→ Supplied material
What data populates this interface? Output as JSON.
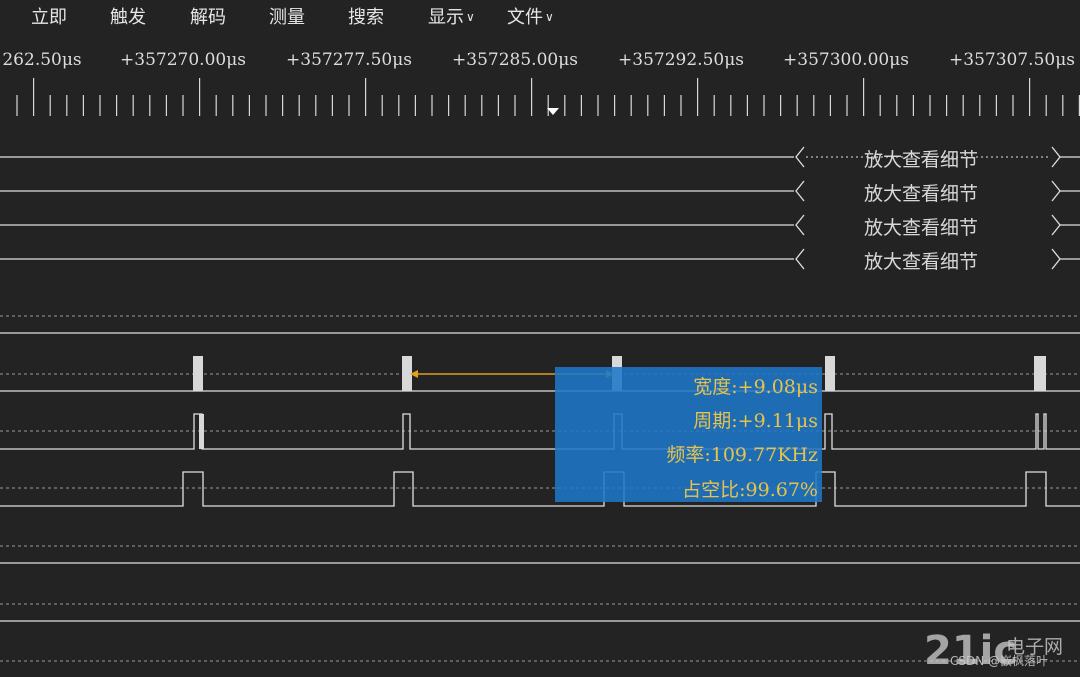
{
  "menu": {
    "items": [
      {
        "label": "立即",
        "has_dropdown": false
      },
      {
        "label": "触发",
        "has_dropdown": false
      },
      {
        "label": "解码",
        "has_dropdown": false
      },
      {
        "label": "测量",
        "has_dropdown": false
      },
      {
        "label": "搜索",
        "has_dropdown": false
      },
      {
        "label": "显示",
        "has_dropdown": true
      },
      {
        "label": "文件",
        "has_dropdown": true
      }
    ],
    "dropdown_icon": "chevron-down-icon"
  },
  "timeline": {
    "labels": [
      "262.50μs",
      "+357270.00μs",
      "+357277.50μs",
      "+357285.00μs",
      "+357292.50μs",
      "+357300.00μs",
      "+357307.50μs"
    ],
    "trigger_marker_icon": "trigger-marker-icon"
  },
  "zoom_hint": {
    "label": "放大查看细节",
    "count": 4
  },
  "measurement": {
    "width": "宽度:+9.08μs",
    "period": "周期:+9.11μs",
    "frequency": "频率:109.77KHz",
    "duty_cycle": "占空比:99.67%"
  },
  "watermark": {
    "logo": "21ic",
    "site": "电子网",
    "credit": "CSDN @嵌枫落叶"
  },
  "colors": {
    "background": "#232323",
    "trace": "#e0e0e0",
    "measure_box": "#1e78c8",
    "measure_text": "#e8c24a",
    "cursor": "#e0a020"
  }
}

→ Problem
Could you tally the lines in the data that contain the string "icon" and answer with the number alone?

→ Solution for this exercise
2